Obviously, this is in part due to the fact that life cycle funds are a new category and there is no real historical data yet available to measure their performance. But getting into the nuts and bolts of life cycle funds, how they are put together and managed, how they compare to their peers, as well as gauging their ability to deliver on their promised mandate is extremely important, says Joe Nagengast of Marina del Rey, California-based Turnstone Advisory Group, particularly as these funds represent an increasingly large share of 401(k) assets, and IRA owners are also setting their sights on them.
Turnstone has taken the first step toward providing the retirement finance market with a comprehensive study on the major life cycle funds available today. The recently released study, entitled Popping the Hood, essentially aims to find out to the extent possible whether life cycle funds are really delivering what investors expect of them, Nagengast says.
Turnstone took the major life cycle (or “target maturity,” as the firm refers to them) fund families in the market today–Vanguard, Principal, Fidelity, T. Rowe Price, Barclays Global I and Wells Fargo–and compared their performance, allocation, equity characteristics, fixed-income characteristics, structure and composition, and risk characteristics. Every fund family was scored on each of these measures and assigned a weighted total score and ranking.
While there are probably close to 1,000 life cycle funds in the market right now, Turnstone narrowed their sampling down to those funds that had five years of performance history as of June 30, 2005. This would have eliminated Vanguard and T. Rowe Price, but the firm decided to include them because they have substantial assets under management, as do the other four families that were analyzed.
The study is just the first part of a work in progress, Nagensgast says. “The core of our risk analysis in this research was to analyze the risk of these funds through traditional portfolio management theory statistics, such as standard deviation, beta and so on,” he says. “We compared the performances of the fund families in up and down markets, but that is not enough for a thorough analysis. To really make judgments about the inherent risks of these funds, you have to step out and look at other factors influencing their performance, and we will do that in the second edition of our study, to be completed early next year.”
Thus far in the analysis process, Turnstone’s main concern is that life cycle funds do not adequately address the risk of loss, Nagengast says. These funds rely on the return to the mean of performance to protect investors, which basically rests on the premise that if they are down for a few years, they will eventually come up. However, that is inadequate for investors who are looking at these funds as a life-long, long-term investment proposition, he says.

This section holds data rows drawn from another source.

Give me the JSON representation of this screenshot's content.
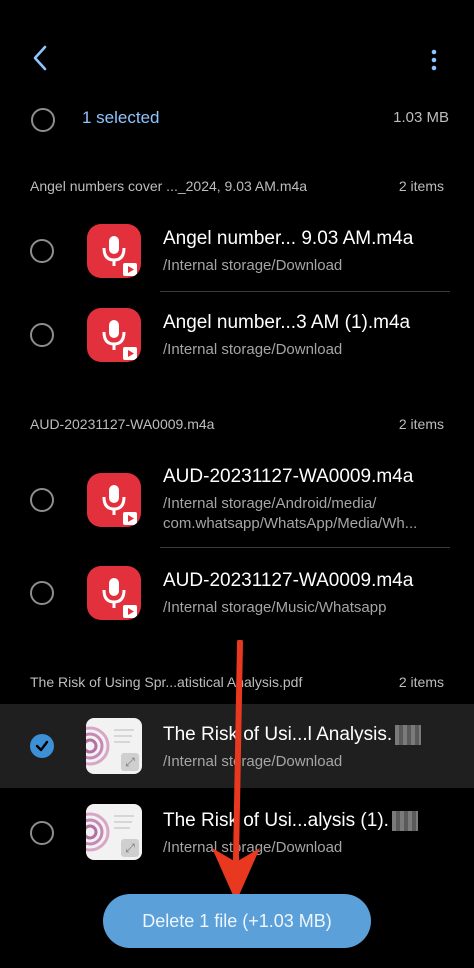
{
  "header": {
    "back_icon": "chevron-left-icon",
    "more_icon": "more-vertical-icon"
  },
  "selection": {
    "label": "1 selected",
    "size": "1.03 MB"
  },
  "groups": [
    {
      "title": "Angel numbers cover ..._2024, 9.03 AM.m4a",
      "count": "2 items",
      "items": [
        {
          "name": "Angel number... 9.03 AM.m4a",
          "path": "/Internal storage/Download",
          "checked": false
        },
        {
          "name": "Angel number...3 AM (1).m4a",
          "path": "/Internal storage/Download",
          "checked": false
        }
      ]
    },
    {
      "title": "AUD-20231127-WA0009.m4a",
      "count": "2 items",
      "items": [
        {
          "name": "AUD-20231127-WA0009.m4a",
          "path_line1": "/Internal storage/Android/media/",
          "path_line2": "com.whatsapp/WhatsApp/Media/Wh...",
          "checked": false
        },
        {
          "name": "AUD-20231127-WA0009.m4a",
          "path": "/Internal storage/Music/Whatsapp",
          "checked": false
        }
      ]
    },
    {
      "title": "The Risk of Using Spr...atistical Analysis.pdf",
      "count": "2 items",
      "items": [
        {
          "name": "The Risk of Usi...l Analysis.",
          "path": "/Internal storage/Download",
          "checked": true
        },
        {
          "name": "The Risk of Usi...alysis (1).",
          "path": "/Internal storage/Download",
          "checked": false
        }
      ]
    }
  ],
  "delete_button": {
    "label": "Delete 1 file (+1.03 MB)"
  },
  "colors": {
    "accent": "#5ba0d8",
    "selected_text": "#8ec4ff",
    "audio_icon_bg": "#e2303c",
    "annotation_arrow": "#e8381f"
  }
}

“These funds have looked at diversification and portfolio placement along an efficient frontier to address risk, but we think that that’s not enough because both in the short-term and the long-term, it procures risks to end users,” Nagengast says. “The rationale behind the mean variance analysis used by target maturity funds is that even if you lose in the short-term, you’ll come out okay in the long-term. But the problem for an individual investor is that the benefits might not coincide with their retirement date, so while this premise works in theory and in the aggregate, it does not work for an individual.”

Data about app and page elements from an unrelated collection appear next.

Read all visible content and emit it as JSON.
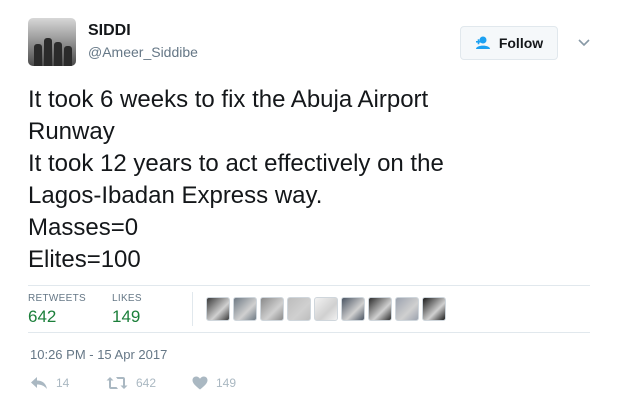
{
  "user": {
    "name": "SIDDI",
    "handle": "@Ameer_Siddibe"
  },
  "follow_label": "Follow",
  "tweet_lines": [
    "It took 6 weeks to fix the Abuja Airport",
    "Runway",
    "It took 12 years to act effectively on the",
    "Lagos-Ibadan Express way.",
    "Masses=0",
    "Elites=100"
  ],
  "stats": {
    "retweets_label": "RETWEETS",
    "retweets_value": "642",
    "likes_label": "LIKES",
    "likes_value": "149"
  },
  "liker_avatar_colors": [
    "#3a3a3a",
    "#6f7a84",
    "#8a8a8a",
    "#bdbdbd",
    "#f2f2f2",
    "#4b5563",
    "#2d2d2d",
    "#9ca3af",
    "#1c1c1c"
  ],
  "timestamp": "10:26 PM - 15 Apr 2017",
  "actions": {
    "reply_count": "14",
    "retweet_count": "642",
    "like_count": "149"
  },
  "colors": {
    "stat_value": "#1b7f3a",
    "secondary_text": "#657786",
    "action_icon": "#aab8c2",
    "border": "#e1e8ed"
  }
}
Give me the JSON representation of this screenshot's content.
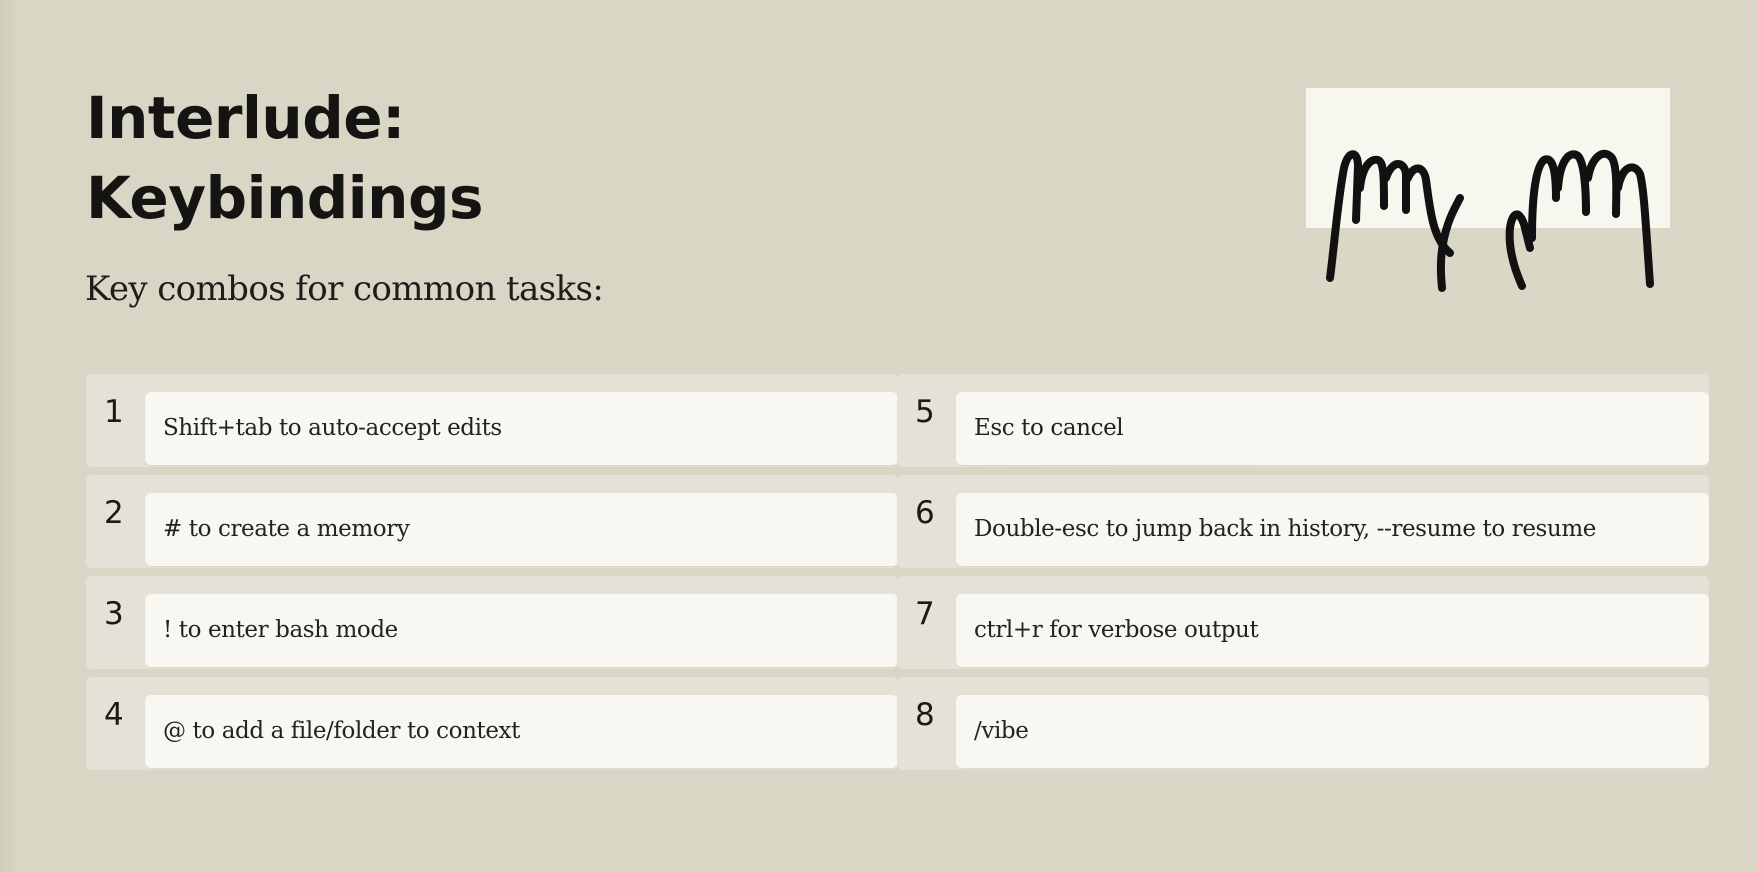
{
  "title_line1": "Interlude:",
  "title_line2": "Keybindings",
  "subtitle": "Key combos for common tasks:",
  "illustration": "hands-on-keyboard-icon",
  "left_items": [
    {
      "num": "1",
      "text": "Shift+tab to auto-accept edits"
    },
    {
      "num": "2",
      "text": "# to create a memory"
    },
    {
      "num": "3",
      "text": "! to enter bash mode"
    },
    {
      "num": "4",
      "text": "@ to add a file/folder to context"
    }
  ],
  "right_items": [
    {
      "num": "5",
      "text": "Esc to cancel"
    },
    {
      "num": "6",
      "text": "Double-esc to jump back in history, --resume to resume"
    },
    {
      "num": "7",
      "text": "ctrl+r for verbose output"
    },
    {
      "num": "8",
      "text": "/vibe"
    }
  ]
}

Many experts have been pointing to this problem, Nagengast says, and are thinking up ways in which to address it. Turnstone will also be offering some pointers in the second edition of its research, as well as focusing more upon the key issue relating to life cycle funds, which is the fiduciary responsibility they have toward individuals.

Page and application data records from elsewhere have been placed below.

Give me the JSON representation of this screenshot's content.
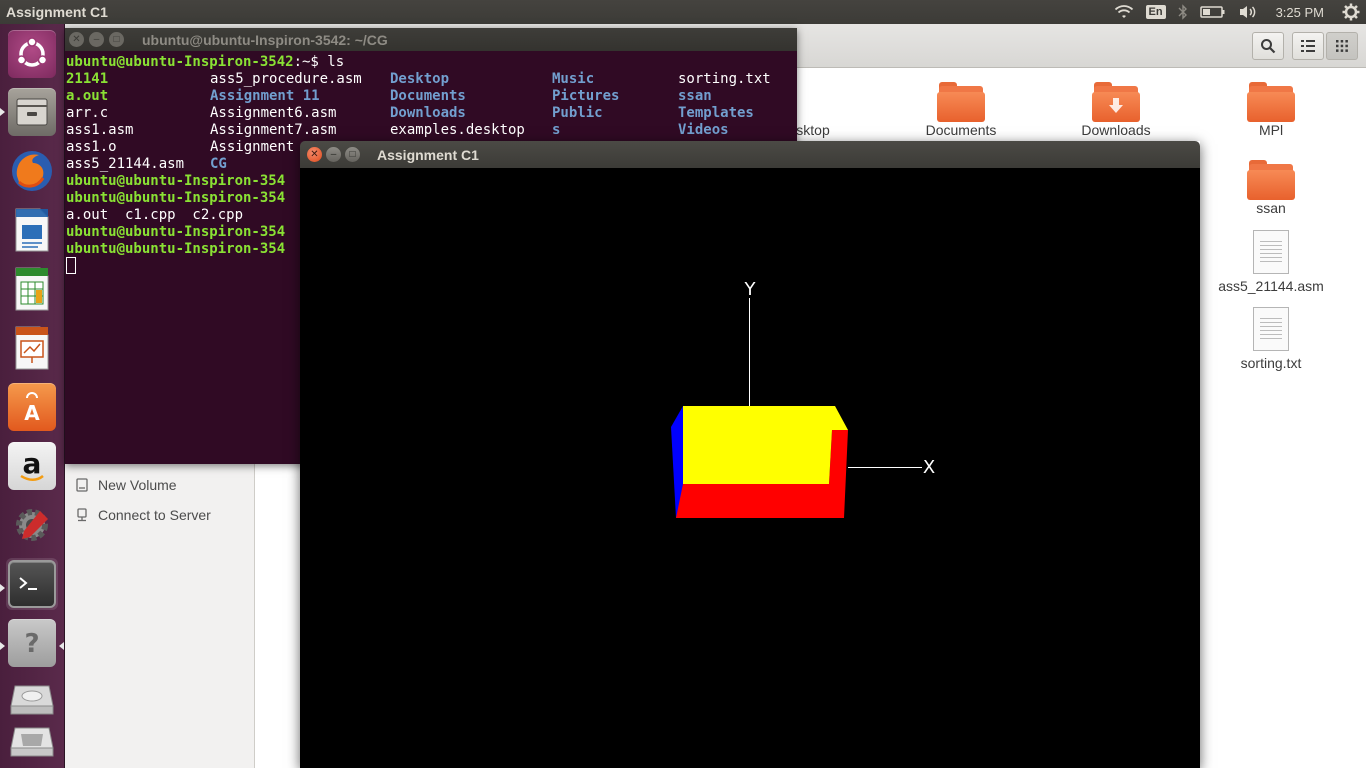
{
  "top_panel": {
    "title": "Assignment C1",
    "keyboard": "En",
    "time": "3:25 PM"
  },
  "launcher": {
    "items": [
      "ubuntu-dash-icon",
      "files-icon",
      "firefox-icon",
      "libreoffice-writer-icon",
      "libreoffice-calc-icon",
      "libreoffice-impress-icon",
      "ubuntu-software-icon",
      "amazon-icon",
      "system-settings-icon",
      "terminal-icon",
      "help-icon",
      "drive-icon",
      "trash-icon"
    ]
  },
  "files": {
    "sidebar": {
      "new_volume": "New Volume",
      "connect_server": "Connect to Server"
    },
    "items": {
      "desktop": "sktop",
      "documents": "Documents",
      "downloads": "Downloads",
      "mpl": "MPl",
      "ssan": "ssan",
      "ass5": "ass5_21144.asm",
      "sorting": "sorting.txt"
    }
  },
  "terminal": {
    "title": "ubuntu@ubuntu-Inspiron-3542: ~/CG",
    "prompt_full": "ubuntu@ubuntu-Inspiron-3542",
    "prompt_tail": ":~$ ls",
    "prompt_trunc": "ubuntu@ubuntu-Inspiron-354",
    "ls_col1": [
      "21141",
      "a.out",
      "arr.c",
      "ass1.asm",
      "ass1.o",
      "ass5_21144.asm"
    ],
    "ls_col2": [
      "ass5_procedure.asm",
      "Assignment 11",
      "Assignment6.asm",
      "Assignment7.asm",
      "Assignment",
      "CG"
    ],
    "ls_col3": [
      "Desktop",
      "Documents",
      "Downloads",
      "examples.desktop",
      "",
      ""
    ],
    "ls_col4": [
      "Music",
      "Pictures",
      "Public",
      "s",
      "",
      ""
    ],
    "ls_col5": [
      "sorting.txt",
      "ssan",
      "Templates",
      "Videos",
      "",
      ""
    ],
    "ls_cg": "a.out  c1.cpp  c2.cpp"
  },
  "gl_window": {
    "title": "Assignment C1",
    "axis_x": "X",
    "axis_y": "Y"
  }
}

“An investor in a 2020 fund will believe that he or she will have enough money at that time for their retirement. There is no promise of this, yet it is implicit,” Nagengast says. “When these funds form part of a qualified retirement plan, it seems a fund manager has an even greater level of fiduciary responsibility–perhaps not legally, but in this case, falling back on absolute legal standards is not enough.”
Popping the Hood is directed toward plan sponsors and financial advisors serving the defined contribution market, as well as toward financial advisors with individual clients that are thinking about life cycle funds, Nagengast says. It is available at www.turnstoneag.com.